(Web page and app entries)

::::::

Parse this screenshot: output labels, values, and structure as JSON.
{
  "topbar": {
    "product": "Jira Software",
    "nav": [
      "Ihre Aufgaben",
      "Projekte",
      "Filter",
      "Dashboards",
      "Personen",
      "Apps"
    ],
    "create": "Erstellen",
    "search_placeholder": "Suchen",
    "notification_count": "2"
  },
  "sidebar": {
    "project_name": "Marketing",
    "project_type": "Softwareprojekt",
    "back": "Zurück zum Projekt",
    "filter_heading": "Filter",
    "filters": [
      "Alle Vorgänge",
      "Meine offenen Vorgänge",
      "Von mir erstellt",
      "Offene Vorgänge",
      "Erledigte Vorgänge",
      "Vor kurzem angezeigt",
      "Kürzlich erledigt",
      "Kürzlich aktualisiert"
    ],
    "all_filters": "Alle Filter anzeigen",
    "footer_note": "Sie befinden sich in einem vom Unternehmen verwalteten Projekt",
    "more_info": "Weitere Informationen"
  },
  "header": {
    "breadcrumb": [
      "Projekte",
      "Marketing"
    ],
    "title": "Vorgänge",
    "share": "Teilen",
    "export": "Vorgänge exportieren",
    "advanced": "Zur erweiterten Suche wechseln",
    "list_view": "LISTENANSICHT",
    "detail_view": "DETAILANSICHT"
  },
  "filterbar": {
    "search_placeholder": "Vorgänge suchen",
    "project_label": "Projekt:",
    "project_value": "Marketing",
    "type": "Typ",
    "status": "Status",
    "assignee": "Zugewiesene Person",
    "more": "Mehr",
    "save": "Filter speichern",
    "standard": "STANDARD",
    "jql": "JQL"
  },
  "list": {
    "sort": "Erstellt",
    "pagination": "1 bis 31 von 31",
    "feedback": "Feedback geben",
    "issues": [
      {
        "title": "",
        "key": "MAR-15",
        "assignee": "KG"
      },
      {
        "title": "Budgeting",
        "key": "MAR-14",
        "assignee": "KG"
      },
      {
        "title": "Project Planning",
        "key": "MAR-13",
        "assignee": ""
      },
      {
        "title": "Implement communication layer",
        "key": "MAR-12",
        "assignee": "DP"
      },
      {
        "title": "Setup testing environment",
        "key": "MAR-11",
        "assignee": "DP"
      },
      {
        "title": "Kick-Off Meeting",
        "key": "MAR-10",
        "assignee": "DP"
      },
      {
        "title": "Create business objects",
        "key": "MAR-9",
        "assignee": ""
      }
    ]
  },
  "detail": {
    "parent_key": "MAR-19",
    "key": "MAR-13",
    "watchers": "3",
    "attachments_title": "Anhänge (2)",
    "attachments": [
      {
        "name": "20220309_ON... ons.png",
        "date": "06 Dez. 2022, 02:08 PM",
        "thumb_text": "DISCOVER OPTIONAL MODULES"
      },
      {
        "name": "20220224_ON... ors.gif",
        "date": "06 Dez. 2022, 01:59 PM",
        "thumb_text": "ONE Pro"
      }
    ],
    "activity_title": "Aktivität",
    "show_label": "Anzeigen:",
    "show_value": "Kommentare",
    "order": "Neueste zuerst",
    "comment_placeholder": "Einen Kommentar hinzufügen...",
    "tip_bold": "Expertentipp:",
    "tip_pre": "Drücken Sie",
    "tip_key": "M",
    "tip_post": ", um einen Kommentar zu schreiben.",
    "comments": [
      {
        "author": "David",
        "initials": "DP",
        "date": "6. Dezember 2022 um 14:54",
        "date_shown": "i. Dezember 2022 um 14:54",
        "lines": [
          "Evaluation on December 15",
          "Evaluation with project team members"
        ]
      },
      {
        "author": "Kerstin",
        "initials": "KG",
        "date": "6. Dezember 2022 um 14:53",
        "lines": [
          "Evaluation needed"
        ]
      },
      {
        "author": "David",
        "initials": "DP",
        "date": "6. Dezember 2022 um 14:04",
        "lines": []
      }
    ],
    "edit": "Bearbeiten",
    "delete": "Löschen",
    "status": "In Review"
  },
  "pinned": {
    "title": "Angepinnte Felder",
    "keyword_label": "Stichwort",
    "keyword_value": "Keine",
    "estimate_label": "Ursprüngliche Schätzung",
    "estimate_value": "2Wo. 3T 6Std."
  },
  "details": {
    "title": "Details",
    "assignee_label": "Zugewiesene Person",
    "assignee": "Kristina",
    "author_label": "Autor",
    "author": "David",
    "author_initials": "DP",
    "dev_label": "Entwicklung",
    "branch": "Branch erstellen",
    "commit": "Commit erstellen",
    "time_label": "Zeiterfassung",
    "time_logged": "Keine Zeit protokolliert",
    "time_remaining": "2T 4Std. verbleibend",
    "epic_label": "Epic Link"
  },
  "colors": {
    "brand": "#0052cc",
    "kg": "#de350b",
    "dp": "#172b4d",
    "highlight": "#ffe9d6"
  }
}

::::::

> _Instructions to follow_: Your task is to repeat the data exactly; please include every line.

> _Answer area_:
Parse this screenshot: output labels, values, and structure as JSON.
{
  "topbar": {
    "product": "Jira Software",
    "nav": [
      "Ihre Aufgaben",
      "Projekte",
      "Filter",
      "Dashboards",
      "Personen",
      "Apps"
    ],
    "create": "Erstellen",
    "search_placeholder": "Suchen",
    "notification_count": "2"
  },
  "sidebar": {
    "project_name": "Marketing",
    "project_type": "Softwareprojekt",
    "back": "Zurück zum Projekt",
    "filter_heading": "Filter",
    "filters": [
      "Alle Vorgänge",
      "Meine offenen Vorgänge",
      "Von mir erstellt",
      "Offene Vorgänge",
      "Erledigte Vorgänge",
      "Vor kurzem angezeigt",
      "Kürzlich erledigt",
      "Kürzlich aktualisiert"
    ],
    "all_filters": "Alle Filter anzeigen",
    "footer_note": "Sie befinden sich in einem vom Unternehmen verwalteten Projekt",
    "more_info": "Weitere Informationen"
  },
  "header": {
    "breadcrumb": [
      "Projekte",
      "Marketing"
    ],
    "title": "Vorgänge",
    "share": "Teilen",
    "export": "Vorgänge exportieren",
    "advanced": "Zur erweiterten Suche wechseln",
    "list_view": "LISTENANSICHT",
    "detail_view": "DETAILANSICHT"
  },
  "filterbar": {
    "search_placeholder": "Vorgänge suchen",
    "project_label": "Projekt:",
    "project_value": "Marketing",
    "type": "Typ",
    "status": "Status",
    "assignee": "Zugewiesene Person",
    "more": "Mehr",
    "save": "Filter speichern",
    "standard": "STANDARD",
    "jql": "JQL"
  },
  "list": {
    "sort": "Erstellt",
    "pagination": "1 bis 31 von 31",
    "feedback": "Feedback geben",
    "issues": [
      {
        "title": "",
        "key": "MAR-15",
        "assignee": "KG"
      },
      {
        "title": "Budgeting",
        "key": "MAR-14",
        "assignee": "KG"
      },
      {
        "title": "Project Planning",
        "key": "MAR-13",
        "assignee": ""
      },
      {
        "title": "Implement communication layer",
        "key": "MAR-12",
        "assignee": "DP"
      },
      {
        "title": "Setup testing environment",
        "key": "MAR-11",
        "assignee": "DP"
      },
      {
        "title": "Kick-Off Meeting",
        "key": "MAR-10",
        "assignee": "DP"
      },
      {
        "title": "Create business objects",
        "key": "MAR-9",
        "assignee": ""
      }
    ]
  },
  "detail": {
    "parent_key": "MAR-19",
    "key": "MAR-13",
    "watchers": "3",
    "attachments_title": "Anhänge (2)",
    "attachments": [
      {
        "name": "20220309_ON... ons.png",
        "date": "06 Dez. 2022, 02:08 PM",
        "thumb_text": "DISCOVER OPTIONAL MODULES"
      },
      {
        "name": "20220224_ON... ors.gif",
        "date": "06 Dez. 2022, 01:59 PM",
        "thumb_text": "ONE Pro"
      }
    ],
    "activity_title": "Aktivität",
    "show_label": "Anzeigen:",
    "show_value": "Kommentare",
    "order": "Neueste zuerst",
    "comment_placeholder": "Einen Kommentar hinzufügen...",
    "tip_bold": "Expertentipp:",
    "tip_pre": "Drücken Sie",
    "tip_key": "M",
    "tip_post": ", um einen Kommentar zu schreiben.",
    "comments": [
      {
        "author": "David",
        "initials": "DP",
        "date": "6. Dezember 2022 um 14:54",
        "date_shown": "i. Dezember 2022 um 14:54",
        "lines": [
          "Evaluation on December 15",
          "Evaluation with project team members"
        ]
      },
      {
        "author": "Kerstin",
        "initials": "KG",
        "date": "6. Dezember 2022 um 14:53",
        "lines": [
          "Evaluation needed"
        ]
      },
      {
        "author": "David",
        "initials": "DP",
        "date": "6. Dezember 2022 um 14:04",
        "lines": []
      }
    ],
    "edit": "Bearbeiten",
    "delete": "Löschen",
    "status": "In Review"
  },
  "pinned": {
    "title": "Angepinnte Felder",
    "keyword_label": "Stichwort",
    "keyword_value": "Keine",
    "estimate_label": "Ursprüngliche Schätzung",
    "estimate_value": "2Wo. 3T 6Std."
  },
  "details": {
    "title": "Details",
    "assignee_label": "Zugewiesene Person",
    "assignee": "Kristina",
    "author_label": "Autor",
    "author": "David",
    "author_initials": "DP",
    "dev_label": "Entwicklung",
    "branch": "Branch erstellen",
    "commit": "Commit erstellen",
    "time_label": "Zeiterfassung",
    "time_logged": "Keine Zeit protokolliert",
    "time_remaining": "2T 4Std. verbleibend",
    "epic_label": "Epic Link"
  },
  "colors": {
    "brand": "#0052cc",
    "kg": "#de350b",
    "dp": "#172b4d",
    "highlight": "#ffe9d6"
  }
}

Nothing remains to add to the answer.